Outside Bloomingdale’s


When I got back to New York from L.A. she wasn’t in the apartment. Her clothes were gone. I called everyone we knew and told them or left messages that I had to see her, for her to call me.

She never did. I walked the streets, deathly cold and crazed. I checked out our usual haunts and talked to mutual friends. Nothing.

I asked her best girlfriend to get her to call me. “It’s a matter of life and death,” I told her. Desperate days and nights I walked the streets of Manhattan looking for her, not sleeping, not eating, swallowing Valium and drinking whiskey from a flask.

Finally, on the afternoon of December 31, her girlfriend called and said V. would meet me at the corner of Third Avenue and Sixtieth Street at five o’clock.

I got there early and stood outside Bloomingdale’s men’s store, the collar of my coat turned up against the wind. I hadn’t eaten for days. I was trembling with cold.

She came walking toward me, red cashmere coat blowing open in the wind, long ballerina legs striding forward with confidence, all style and sensuality.

“Can’t you leave me alone?” she said.

“I had to see you.” My voice was rough with whiskey. “We have to be together tonight.”

“Are you kidding.”

“It’s New Year’s Eve.”

“I’ll be with someone else tonight. I’m staying with him. That’s why I didn’t call you back. I had to interrupt my day with him to meet you because you kept calling my friends and leaving embarrassing messages.”

“Who is he?”

“None of your business.”

“What’s he do for a living?”

“He’s in advertising.”

“Makes a lot of money, I suppose.”

“Quite a bit.”

“Is that the reason?”

“The reason for what?”

“Why you don’t want to be with me.”

She stood there studying me, the wind opening and closing her coat, showing those legs that had spent many Jack of Hearts nights wrapped around my body. Then she said, almost sympathetically, “You really don’t get it, do you?”
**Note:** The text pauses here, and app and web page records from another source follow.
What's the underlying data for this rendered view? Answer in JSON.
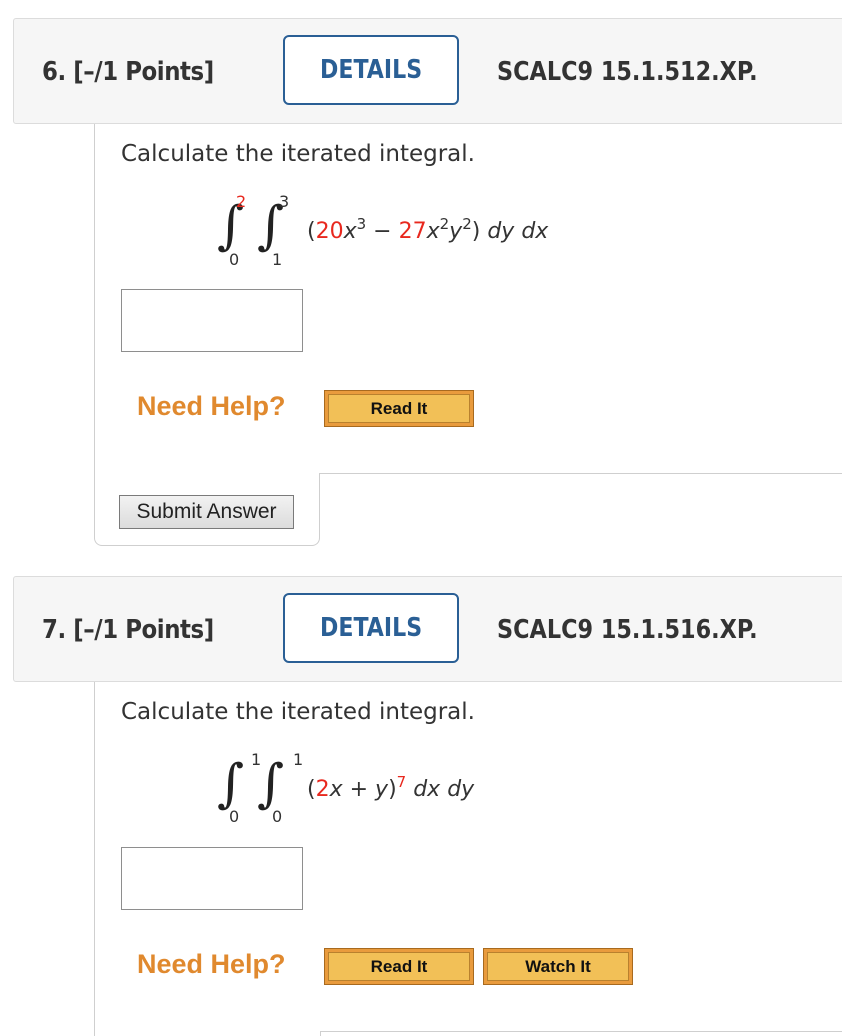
{
  "questions": [
    {
      "number_points": "6.  [–/1 Points]",
      "details_label": "DETAILS",
      "code": "SCALC9 15.1.512.XP.",
      "prompt": "Calculate the iterated integral.",
      "outer_upper": "2",
      "outer_lower": "0",
      "inner_upper": "3",
      "inner_lower": "1",
      "integrand": {
        "open": "(",
        "coef1": "20",
        "var1": "x",
        "exp1": "3",
        "op": " − ",
        "coef2": "27",
        "var2a": "x",
        "exp2a": "2",
        "var2b": "y",
        "exp2b": "2",
        "close": ")",
        "differentials": "dy dx"
      },
      "answer_value": "",
      "need_help": "Need Help?",
      "read_it": "Read It",
      "submit": "Submit Answer"
    },
    {
      "number_points": "7.  [–/1 Points]",
      "details_label": "DETAILS",
      "code": "SCALC9 15.1.516.XP.",
      "prompt": "Calculate the iterated integral.",
      "outer_upper": "1",
      "outer_lower": "0",
      "inner_upper": "1",
      "inner_lower": "0",
      "integrand": {
        "open": "(",
        "coef1": "2",
        "var1": "x",
        "mid": " + ",
        "var2": "y",
        "close": ")",
        "exp": "7",
        "differentials": "dx dy"
      },
      "answer_value": "",
      "need_help": "Need Help?",
      "read_it": "Read It",
      "watch_it": "Watch It"
    }
  ],
  "colors": {
    "accent": "#2a5f95",
    "highlight_red": "#e8281e",
    "help_orange": "#e0892e"
  }
}
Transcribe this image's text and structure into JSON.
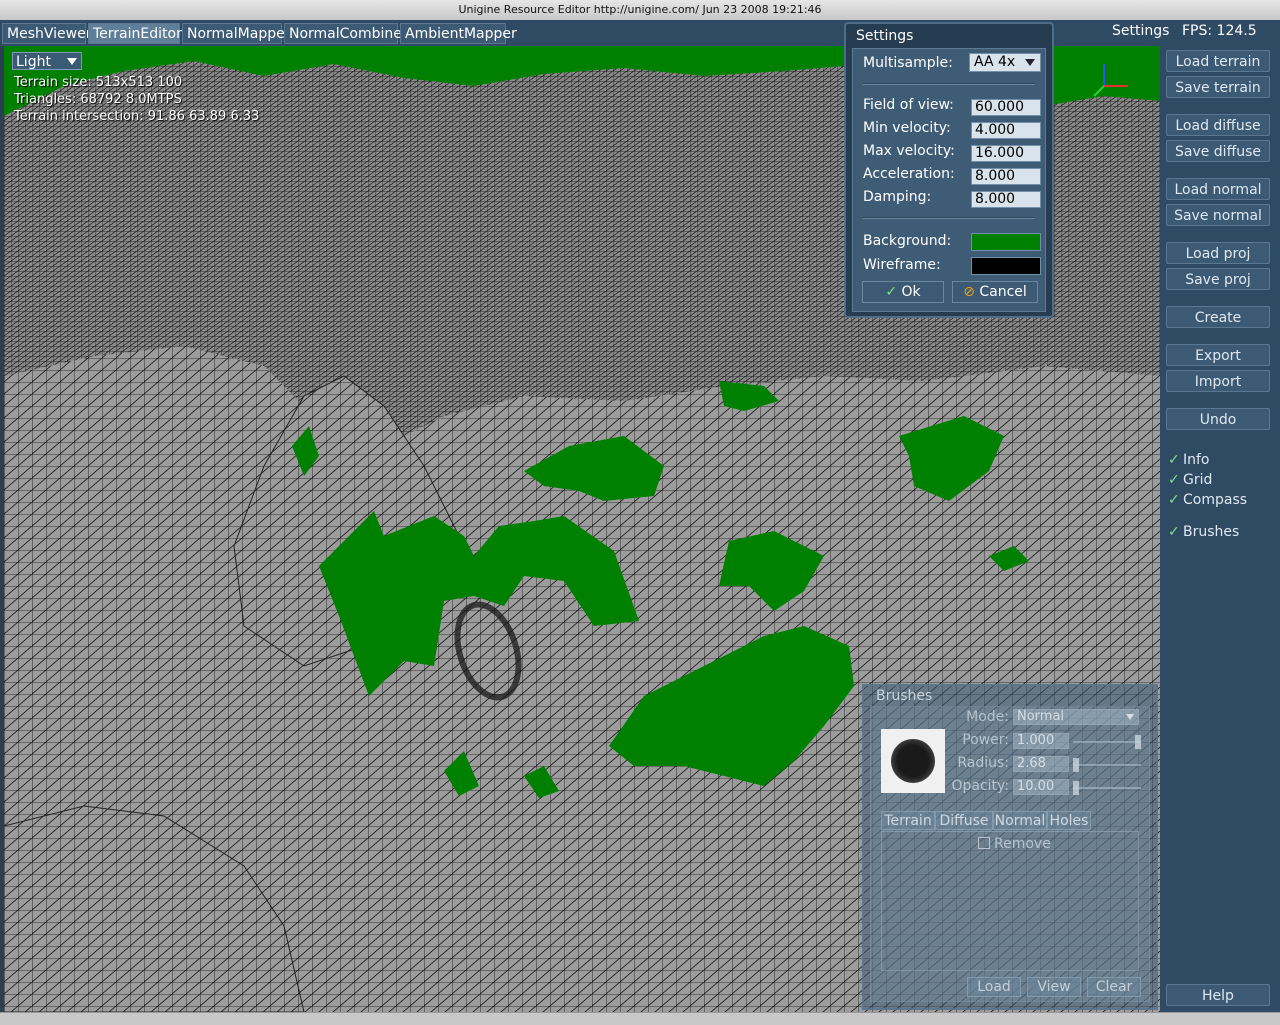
{
  "window": {
    "title": "Unigine Resource Editor http://unigine.com/ Jun 23 2008 19:21:46"
  },
  "tabs": [
    {
      "label": "MeshViewer",
      "active": false
    },
    {
      "label": "TerrainEditor",
      "active": true
    },
    {
      "label": "NormalMapper",
      "active": false
    },
    {
      "label": "NormalCombiner",
      "active": false
    },
    {
      "label": "AmbientMapper",
      "active": false
    }
  ],
  "topbar": {
    "settings_label": "Settings",
    "fps_label": "FPS: 124.5"
  },
  "viewport": {
    "light_select": "Light",
    "info": [
      "Terrain size: 513x513 100",
      "Triangles: 68792 8.0MTPS",
      "Terrain intersection: 91.86 63.89 6.33"
    ],
    "background_color": "#008000",
    "wireframe_color": "#000000"
  },
  "sidebar": {
    "buttons": {
      "load_terrain": "Load terrain",
      "save_terrain": "Save terrain",
      "load_diffuse": "Load diffuse",
      "save_diffuse": "Save diffuse",
      "load_normal": "Load normal",
      "save_normal": "Save normal",
      "load_proj": "Load proj",
      "save_proj": "Save proj",
      "create": "Create",
      "export": "Export",
      "import": "Import",
      "undo": "Undo",
      "help": "Help"
    },
    "checks": {
      "info": {
        "label": "Info",
        "checked": true
      },
      "grid": {
        "label": "Grid",
        "checked": true
      },
      "compass": {
        "label": "Compass",
        "checked": true
      },
      "brushes": {
        "label": "Brushes",
        "checked": true
      }
    }
  },
  "settings": {
    "title": "Settings",
    "multisample": {
      "label": "Multisample:",
      "value": "AA 4x"
    },
    "field_of_view": {
      "label": "Field of view:",
      "value": "60.000"
    },
    "min_velocity": {
      "label": "Min velocity:",
      "value": "4.000"
    },
    "max_velocity": {
      "label": "Max velocity:",
      "value": "16.000"
    },
    "acceleration": {
      "label": "Acceleration:",
      "value": "8.000"
    },
    "damping": {
      "label": "Damping:",
      "value": "8.000"
    },
    "background": {
      "label": "Background:",
      "color": "#008000"
    },
    "wireframe": {
      "label": "Wireframe:",
      "color": "#000000"
    },
    "ok_label": "Ok",
    "cancel_label": "Cancel"
  },
  "brushes": {
    "title": "Brushes",
    "mode": {
      "label": "Mode:",
      "value": "Normal"
    },
    "power": {
      "label": "Power:",
      "value": "1.000",
      "level": 1.0
    },
    "radius": {
      "label": "Radius:",
      "value": "2.68",
      "level": 0.0
    },
    "opacity": {
      "label": "Opacity:",
      "value": "10.00",
      "level": 0.0
    },
    "tabs": [
      "Terrain",
      "Diffuse",
      "Normal",
      "Holes"
    ],
    "remove_label": "Remove",
    "load_label": "Load",
    "view_label": "View",
    "clear_label": "Clear"
  }
}
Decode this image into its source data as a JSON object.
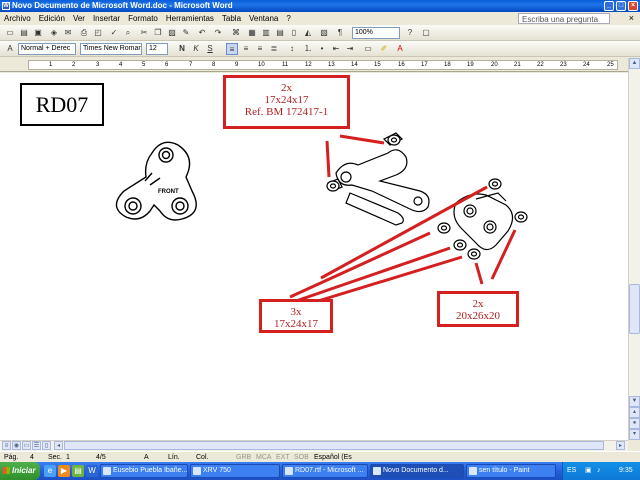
{
  "window": {
    "title": "Novo Documento de Microsoft Word.doc - Microsoft Word",
    "controls": [
      "_",
      "□",
      "×"
    ]
  },
  "menubar": {
    "items": [
      "Archivo",
      "Edición",
      "Ver",
      "Insertar",
      "Formato",
      "Herramientas",
      "Tabla",
      "Ventana",
      "?"
    ],
    "ask_placeholder": "Escriba una pregunta",
    "close": "×"
  },
  "toolbar1": {
    "zoom": "100%"
  },
  "toolbar2": {
    "style": "Normal + Derec",
    "font": "Times New Roman",
    "size": "12"
  },
  "ruler": {
    "labels": [
      "1",
      "2",
      "3",
      "4",
      "5",
      "6",
      "7",
      "8",
      "9",
      "10",
      "11",
      "12",
      "13",
      "14",
      "15",
      "16",
      "17",
      "18",
      "19",
      "20",
      "21",
      "22",
      "23",
      "24",
      "25"
    ]
  },
  "document": {
    "code_box": "RD07",
    "callout_top": [
      "2x",
      "17x24x17",
      "Ref. BM 172417-1"
    ],
    "callout_left": [
      "3x",
      "17x24x17"
    ],
    "callout_right": [
      "2x",
      "20x26x20"
    ],
    "part_label": "FRONT",
    "colors": {
      "callout": "#d42020",
      "callout_text": "#b22020"
    }
  },
  "statusbar": {
    "page": "Pág.",
    "page_num": "4",
    "sec": "Sec.",
    "sec_num": "1",
    "pages": "4/5",
    "at": "A",
    "ln": "Lín.",
    "col": "Col.",
    "grb": "GRB",
    "mca": "MCA",
    "ext": "EXT",
    "sob": "SOB",
    "lang": "Español (Es"
  },
  "taskbar": {
    "start": "Iniciar",
    "tasks": [
      "Eusebio Puebla Ibañe...",
      "XRV 750",
      "RD07.rtf - Microsoft ...",
      "Novo Documento d...",
      "sen título - Paint"
    ],
    "tray_lang": "ES",
    "clock": "9:35"
  }
}
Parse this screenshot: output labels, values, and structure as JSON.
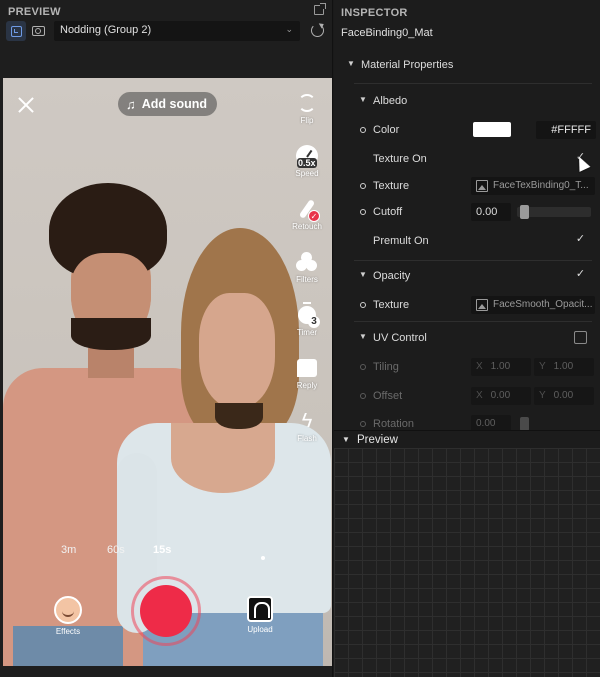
{
  "preview_panel": {
    "title": "PREVIEW",
    "selected_object": "Nodding (Group 2)",
    "viewport": {
      "add_sound_label": "Add sound",
      "side_tools": [
        {
          "label": "Flip",
          "icon": "flip-icon"
        },
        {
          "label": "Speed",
          "icon": "speed-icon",
          "badge": "0.5x"
        },
        {
          "label": "Retouch",
          "icon": "retouch-icon"
        },
        {
          "label": "Filters",
          "icon": "filters-icon"
        },
        {
          "label": "Timer",
          "icon": "timer-icon",
          "badge": "3"
        },
        {
          "label": "Reply",
          "icon": "reply-icon"
        },
        {
          "label": "Flash",
          "icon": "flash-icon"
        }
      ],
      "durations": [
        "3m",
        "60s",
        "15s"
      ],
      "active_duration": "15s",
      "effects_label": "Effects",
      "upload_label": "Upload",
      "record_color": "#ee2b48"
    }
  },
  "inspector": {
    "title": "INSPECTOR",
    "object_name": "FaceBinding0_Mat",
    "material_properties_label": "Material Properties",
    "albedo": {
      "section_label": "Albedo",
      "color_label": "Color",
      "color_value": "#FFFFF",
      "swatch_color": "#ffffff",
      "texture_on_label": "Texture On",
      "texture_on_checked": true,
      "texture_label": "Texture",
      "texture_value": "FaceTexBinding0_T...",
      "cutoff_label": "Cutoff",
      "cutoff_value": "0.00",
      "premult_on_label": "Premult On",
      "premult_on_checked": true
    },
    "opacity": {
      "section_label": "Opacity",
      "checked": true,
      "texture_label": "Texture",
      "texture_value": "FaceSmooth_Opacit..."
    },
    "uv_control": {
      "section_label": "UV Control",
      "checked": false,
      "tiling_label": "Tiling",
      "tiling_x": "1.00",
      "tiling_y": "1.00",
      "offset_label": "Offset",
      "offset_x": "0.00",
      "offset_y": "0.00",
      "rotation_label": "Rotation",
      "rotation_value": "0.00"
    }
  },
  "preview2": {
    "title": "Preview"
  }
}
“Just tell me,” I said, nodding my head up and down like a crazy man, sick from a week without food or sleep, nothing but booze, pills and panic, “what’s so great about this guy?”

She didn’t even have to think about it. “He knows where he’s going in life.”

“I know where I’m going. I’m working on a new novel.”

“Good for you,” she said, unimpressed or unbelieving.

I put my hand on her arm. She pulled away. I had to get her back. She had seriously loved me. Couldn’t imagine being with anyone else, she had said. I told her, “I think things are going to start happening—”

“Forget it,” she interrupted. “You don’t control me anymore. You dangled me on a string for too long while you wandered off, counting on my fidelity, pretending to make book deals or whatever bullshit you could come up with.” Her sexy mouth curled down. “All those trips to other cities. You were fucking around on me, you bastard.”

She looked at her watch and then at me. “Don’t you see what’s happened? I’m no longer the naive little girl who fell in love with you. I’ve grown up. I’ve become one of those women you say you always hated. I’ve become a strutting bitch.”

She stepped to the curb and looked down Third Avenue for a taxi. She turned and faced me. “Forget about me. Leave New York. Go back to California and write that novel.”

As she flagged down a taxi I told her insanely, “I’ll follow you and kill that advertising son of a bitch.”

“Go ahead,” she said, as the taxicab pulled over. “Kill him. And kill me and kill all the sluts you slept with for all I care.”

Turning away, cashmere coat blowing open, cab door opening, long legs disappearing, cab door closing, taxi lurching into traffic, speeding away.

I spent New Year’s Eve alone in my agent’s basement, drinking myself into a screaming stupor.

Another day in the basement. That night the agent told me I had to leave. He told me to get on with my life.

It was ten degrees in New York when I took a redeye to the furthermost shore. For five hours I drank himself into oblivion. Happy New Year, asshole.